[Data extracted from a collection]
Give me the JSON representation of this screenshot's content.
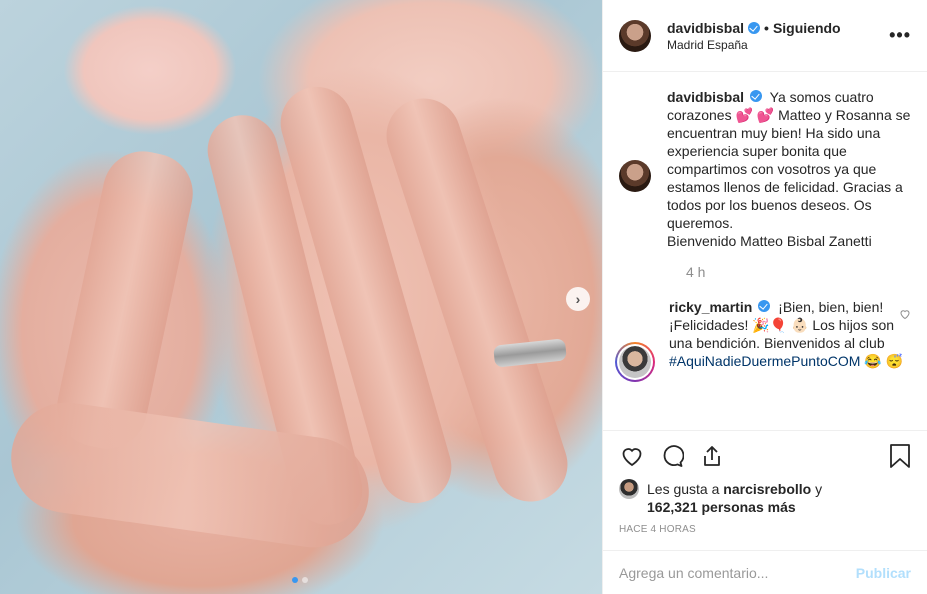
{
  "post": {
    "username": "davidbisbal",
    "follow_label": "Siguiendo",
    "separator": "•",
    "location": "Madrid España",
    "more_label": "•••"
  },
  "caption": {
    "username": "davidbisbal",
    "text": "Ya somos cuatro corazones 💕 💕 Matteo y Rosanna se encuentran muy bien! Ha sido una experiencia super bonita que compartimos con vosotros ya que estamos llenos de felicidad. Gracias a todos por los buenos deseos. Os queremos.",
    "text2": "Bienvenido Matteo Bisbal Zanetti",
    "time": "4 h"
  },
  "comment": {
    "username": "ricky_martin",
    "text": "¡Bien, bien, bien!¡Felicidades! 🎉🎈 👶🏻 Los hijos son una bendición. Bienvenidos al club",
    "hashtag": "#AquiNadieDuermePuntoCOM",
    "emoji_end": "😂 😴"
  },
  "likes": {
    "prefix": "Les gusta a",
    "user": "narcisrebollo",
    "conj": "y",
    "count": "162,321 personas más"
  },
  "ago": "HACE 4 HORAS",
  "add_comment": {
    "placeholder": "Agrega un comentario...",
    "publish_label": "Publicar"
  },
  "carousel": {
    "total": 2,
    "active": 1
  },
  "colors": {
    "accent": "#3897f0",
    "publish_disabled": "#b2dffc",
    "muted": "#8e8e8e"
  }
}
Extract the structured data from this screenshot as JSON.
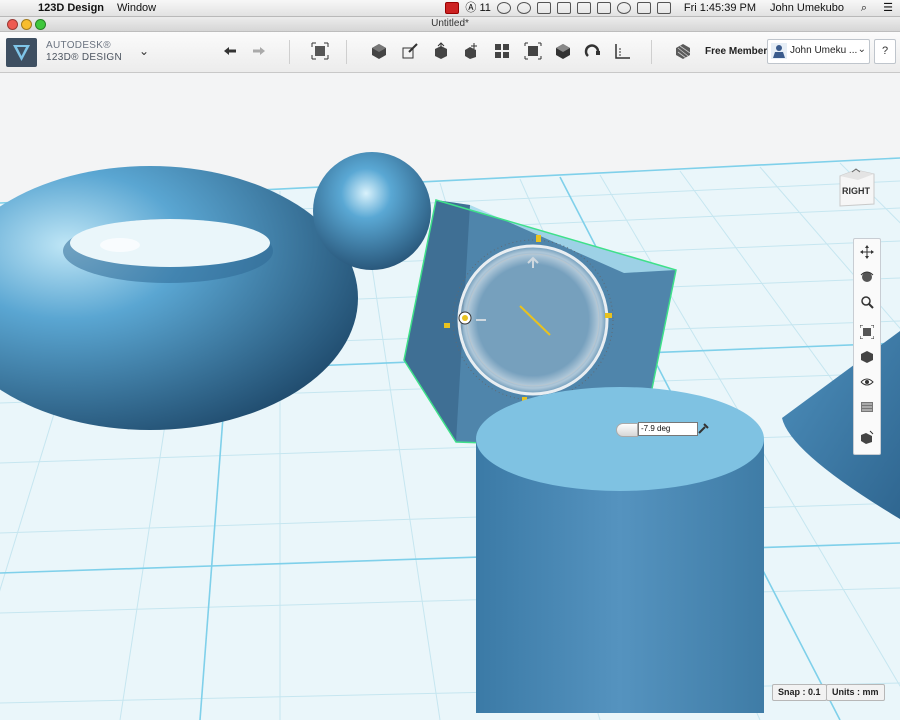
{
  "menubar": {
    "app_name": "123D Design",
    "menu_window": "Window",
    "adobe_count": "11",
    "clock": "Fri 1:45:39 PM",
    "user": "John Umekubo",
    "icons": [
      "apple-icon",
      "record-icon",
      "adobe-icon",
      "skype-icon",
      "sync-icon",
      "dropbox-icon",
      "mirror-icon",
      "eject-icon",
      "bluetooth-icon",
      "wifi-icon",
      "volume-icon",
      "battery-icon",
      "spotlight-icon",
      "notification-icon"
    ]
  },
  "window": {
    "title": "Untitled*"
  },
  "toolbar": {
    "logo_line1": "AUTODESK®",
    "logo_line2": "123D® DESIGN",
    "buttons": [
      "undo",
      "redo",
      "transform",
      "primitives",
      "sketch",
      "construct",
      "modify",
      "pattern",
      "group",
      "combine",
      "measure",
      "snap",
      "text",
      "materials"
    ],
    "free_member": "Free Member",
    "user_name": "John Umeku ...",
    "help": "?"
  },
  "viewcube": {
    "face": "RIGHT"
  },
  "nav_tools": [
    "pan",
    "orbit",
    "zoom",
    "fit",
    "view-style",
    "visibility",
    "materials-view",
    "solid-view"
  ],
  "angle_input": {
    "value": "-7.9 deg"
  },
  "status": {
    "snap": "Snap : 0.1",
    "units": "Units : mm"
  },
  "colors": {
    "object_blue": "#4d93c0",
    "object_dark": "#2d5f86",
    "grid_line": "#bfe3ef",
    "selection_green": "#3fe08a",
    "gizmo_yellow": "#e8c21f"
  }
}
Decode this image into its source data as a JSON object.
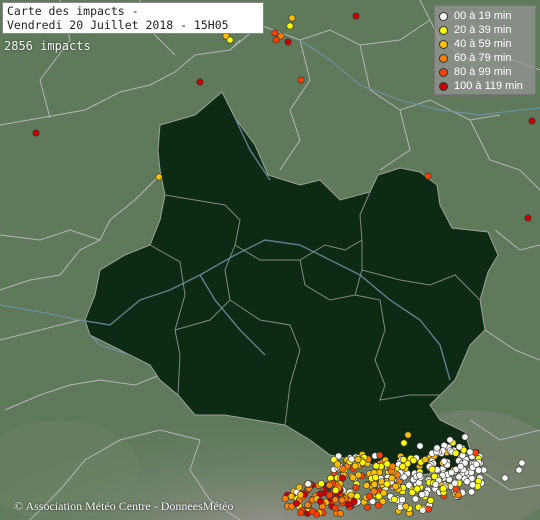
{
  "title": {
    "line1": "Carte des impacts -",
    "line2": "Vendredi 20 Juillet 2018 - 15H05"
  },
  "impacts_count": "2856 impacts",
  "legend": {
    "items": [
      {
        "label": "00 à 19 min",
        "color": "#ffffff"
      },
      {
        "label": "20 à 39 min",
        "color": "#ffff00"
      },
      {
        "label": "40 à 59 min",
        "color": "#ffbf00"
      },
      {
        "label": "60 à 79 min",
        "color": "#ff7f00"
      },
      {
        "label": "80 à 99 min",
        "color": "#ff3f00"
      },
      {
        "label": "100 à 119 min",
        "color": "#cc0000"
      }
    ]
  },
  "credit": "© Association Météo Centre - DonneesMétéo",
  "colors": {
    "region_fill": "#0d2a13",
    "terrain": "#5f7a5c",
    "border": "#b9b9b9",
    "river": "#6f90a8"
  }
}
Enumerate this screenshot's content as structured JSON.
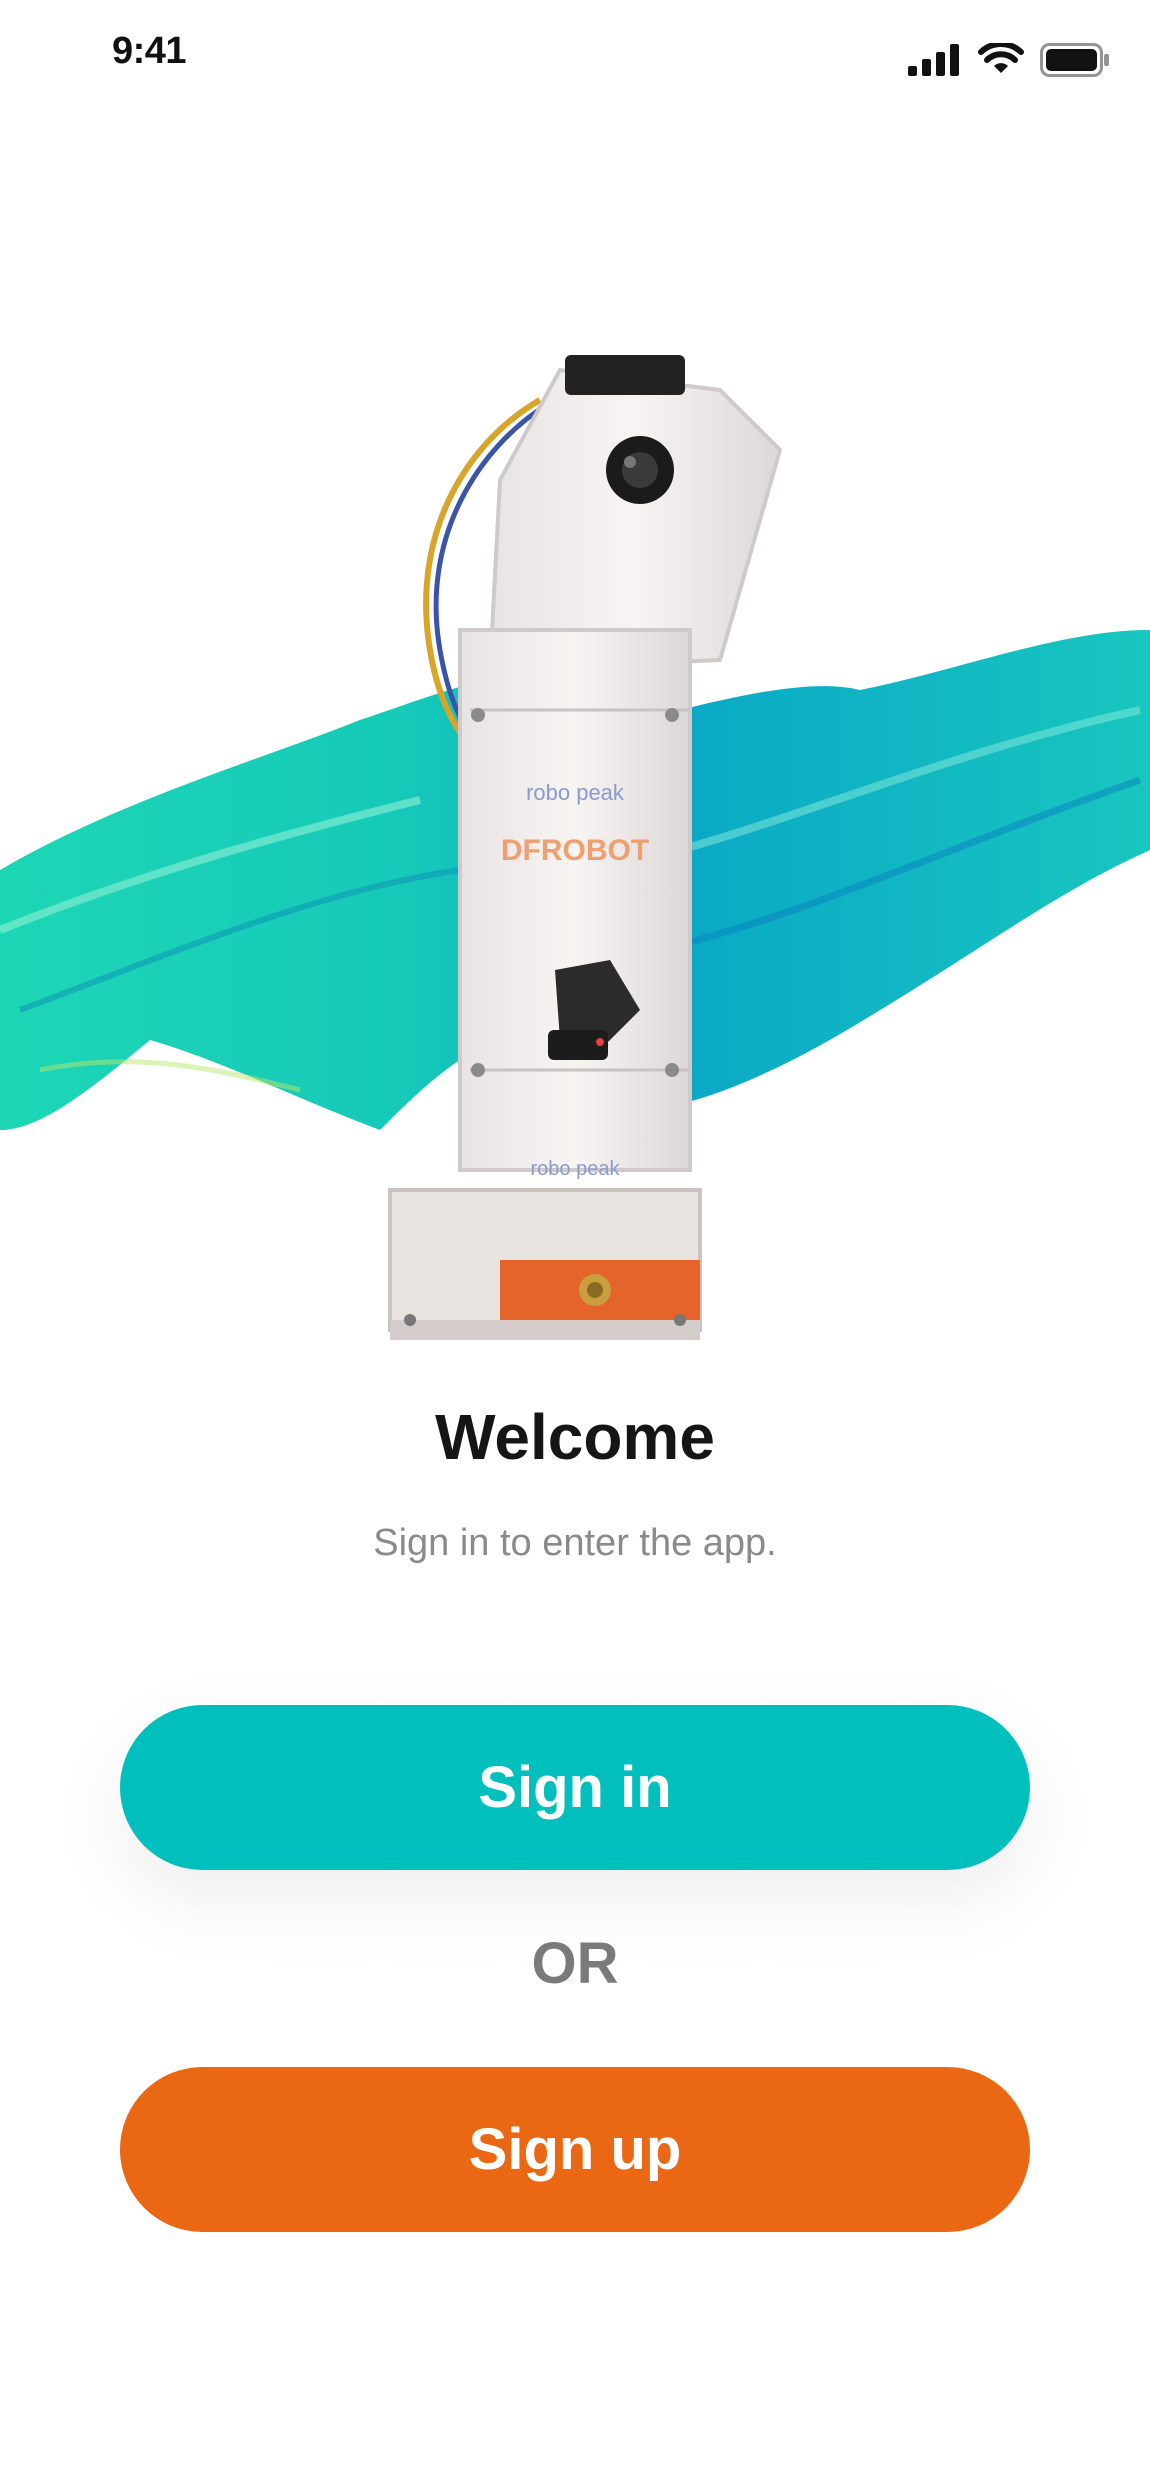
{
  "status_bar": {
    "time": "9:41",
    "icons": [
      "cellular-signal-icon",
      "wifi-icon",
      "battery-icon"
    ]
  },
  "hero": {
    "image": "robot-kit-photo",
    "background": "teal-paint-stroke",
    "brand_marks": [
      "robo peak",
      "DFROBOT"
    ]
  },
  "content": {
    "title": "Welcome",
    "subtitle": "Sign in to enter the app."
  },
  "actions": {
    "signin_label": "Sign in",
    "or_label": "OR",
    "signup_label": "Sign up"
  },
  "colors": {
    "primary": "#00bfbd",
    "secondary": "#ea6813",
    "text": "#151515",
    "muted": "#8a8a8a"
  }
}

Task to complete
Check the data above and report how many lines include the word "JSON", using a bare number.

Solution to the exercise
4